- **Assignment**: Please copy each line of the listing below in which the word "Protocolo" appears.
BEGIN Input data
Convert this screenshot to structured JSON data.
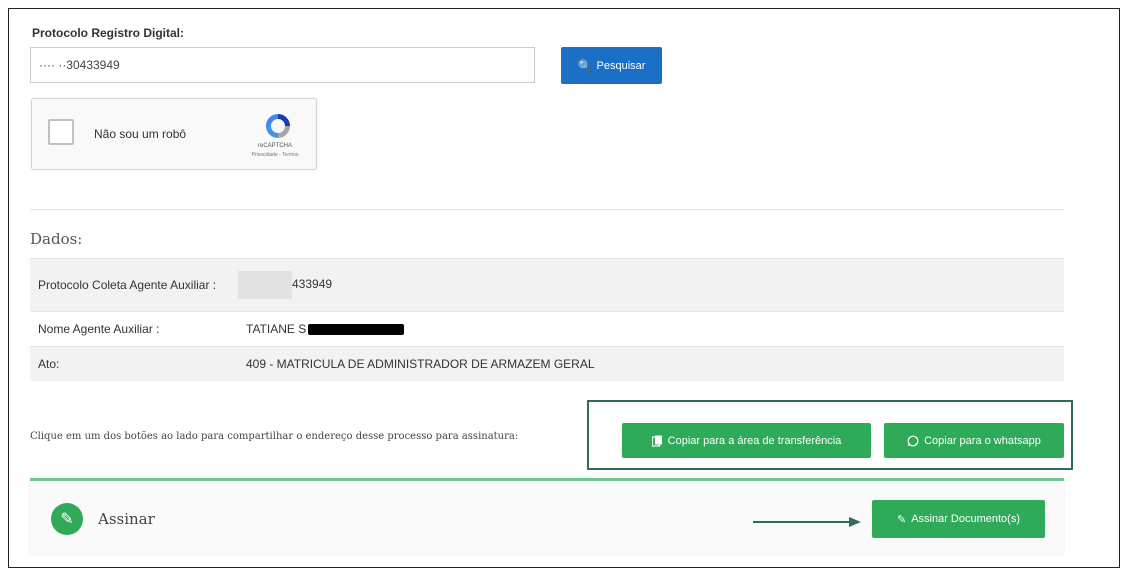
{
  "search": {
    "label": "Protocolo Registro Digital:",
    "value": "···· ··30433949",
    "button_label": "Pesquisar",
    "button_icon": "search-icon",
    "button_color": "#1b6fc6"
  },
  "captcha": {
    "label": "Não sou um robô",
    "brand": "reCAPTCHA",
    "terms": "Privacidade - Termos"
  },
  "dados": {
    "title": "Dados:",
    "rows": [
      {
        "key": "Protocolo Coleta Agente Auxiliar :",
        "value": "433949"
      },
      {
        "key": "Nome Agente Auxiliar :",
        "value": "TATIANE S"
      },
      {
        "key": "Ato:",
        "value": "409 - MATRICULA DE ADMINISTRADOR DE ARMAZEM GERAL"
      }
    ]
  },
  "share": {
    "text": "Clique em um dos botões ao lado para compartilhar o endereço desse processo para assinatura:",
    "clipboard_label": "Copiar para a área de transferência",
    "clipboard_icon": "clipboard-icon",
    "whatsapp_label": "Copiar para o whatsapp",
    "whatsapp_icon": "whatsapp-icon",
    "button_color": "#2eaa59",
    "highlight_color": "#2f6b62"
  },
  "sign": {
    "title": "Assinar",
    "icon": "edit-icon",
    "button_label": "Assinar Documento(s)",
    "button_icon": "edit-icon",
    "accent_color": "#6dca8e"
  }
}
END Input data
- **Answer space**:
    "label": "Protocolo Registro Digital:",
        "key": "Protocolo Coleta Agente Auxiliar :",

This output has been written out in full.